===== Records supplied

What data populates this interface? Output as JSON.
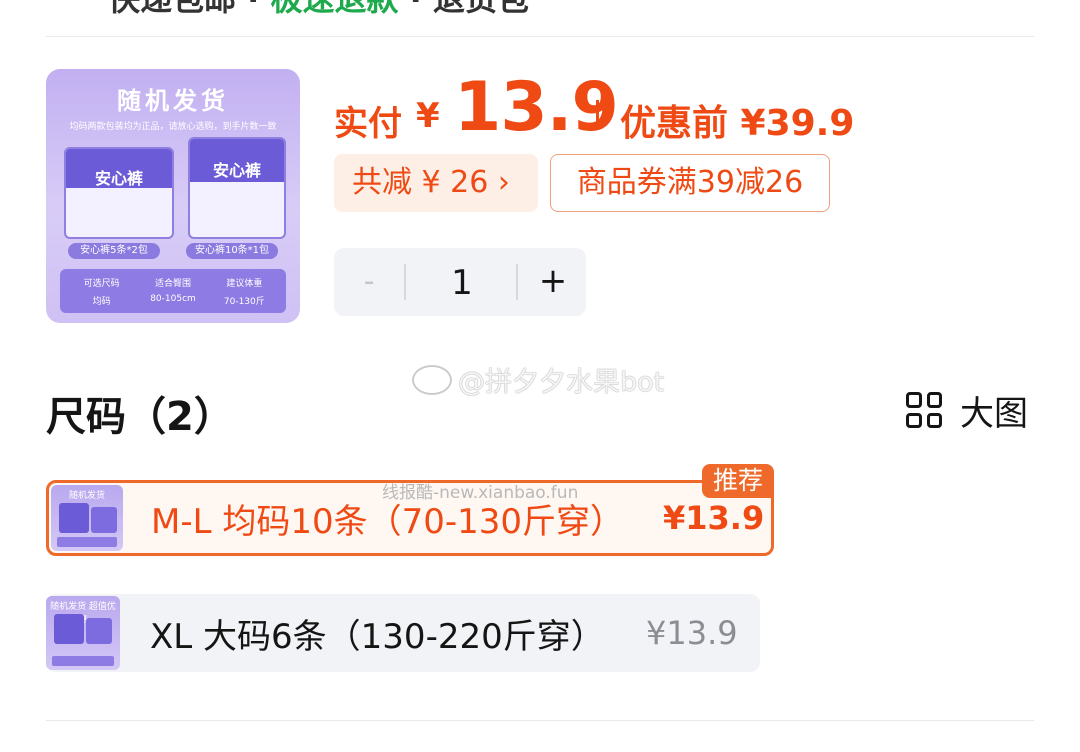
{
  "header": {
    "cut_text_prefix": "快递包邮 · ",
    "cut_text_highlight": "极速退款",
    "cut_text_suffix": " · 退货包"
  },
  "product": {
    "thumb_title": "随机发货",
    "thumb_subtitle": "均码两款包装均为正品，请放心选购，到手片数一致",
    "pack_brand": "安心裤",
    "pack_label_1": "安心裤5条*2包",
    "pack_label_2": "安心裤10条*1包",
    "spec_headers": [
      "可选尺码",
      "适合臀围",
      "建议体重"
    ],
    "spec_values": [
      "均码",
      "80-105cm",
      "70-130斤"
    ]
  },
  "price": {
    "paid_label": "实付",
    "currency": "¥",
    "paid_int": "13",
    "paid_dec": ".9",
    "original": "优惠前 ¥39.9",
    "save_tag": "共减 ¥ 26 ›",
    "coupon_tag": "商品券满39减26"
  },
  "quantity": {
    "minus": "-",
    "value": "1",
    "plus": "+"
  },
  "watermark": {
    "text": "@拼夕夕水果bot",
    "text2": "线报酷-new.xianbao.fun"
  },
  "size_section": {
    "title": "尺码（2）",
    "big_view_label": "大图",
    "recommend_badge": "推荐",
    "options": [
      {
        "label": "M-L 均码10条（70-130斤穿）",
        "price": "¥13.9",
        "selected": true,
        "thumb_text": "随机发货"
      },
      {
        "label": "XL 大码6条（130-220斤穿）",
        "price": "¥13.9",
        "selected": false,
        "thumb_text": "随机发货 超值优惠"
      }
    ]
  },
  "colors": {
    "accent": "#ef4a14",
    "selected_border": "#ef6a2a",
    "green_highlight": "#1fa94d",
    "stepper_bg": "#f2f3f6"
  }
}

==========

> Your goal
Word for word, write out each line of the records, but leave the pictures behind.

> Exercise answer
What data populates this interface? Output as JSON.
{
  "header": {
    "cut_text_prefix": "快递包邮 · ",
    "cut_text_highlight": "极速退款",
    "cut_text_suffix": " · 退货包"
  },
  "product": {
    "thumb_title": "随机发货",
    "thumb_subtitle": "均码两款包装均为正品，请放心选购，到手片数一致",
    "pack_brand": "安心裤",
    "pack_label_1": "安心裤5条*2包",
    "pack_label_2": "安心裤10条*1包",
    "spec_headers": [
      "可选尺码",
      "适合臀围",
      "建议体重"
    ],
    "spec_values": [
      "均码",
      "80-105cm",
      "70-130斤"
    ]
  },
  "price": {
    "paid_label": "实付",
    "currency": "¥",
    "paid_int": "13",
    "paid_dec": ".9",
    "original": "优惠前 ¥39.9",
    "save_tag": "共减 ¥ 26 ›",
    "coupon_tag": "商品券满39减26"
  },
  "quantity": {
    "minus": "-",
    "value": "1",
    "plus": "+"
  },
  "watermark": {
    "text": "@拼夕夕水果bot",
    "text2": "线报酷-new.xianbao.fun"
  },
  "size_section": {
    "title": "尺码（2）",
    "big_view_label": "大图",
    "recommend_badge": "推荐",
    "options": [
      {
        "label": "M-L 均码10条（70-130斤穿）",
        "price": "¥13.9",
        "selected": true,
        "thumb_text": "随机发货"
      },
      {
        "label": "XL 大码6条（130-220斤穿）",
        "price": "¥13.9",
        "selected": false,
        "thumb_text": "随机发货 超值优惠"
      }
    ]
  },
  "colors": {
    "accent": "#ef4a14",
    "selected_border": "#ef6a2a",
    "green_highlight": "#1fa94d",
    "stepper_bg": "#f2f3f6"
  }
}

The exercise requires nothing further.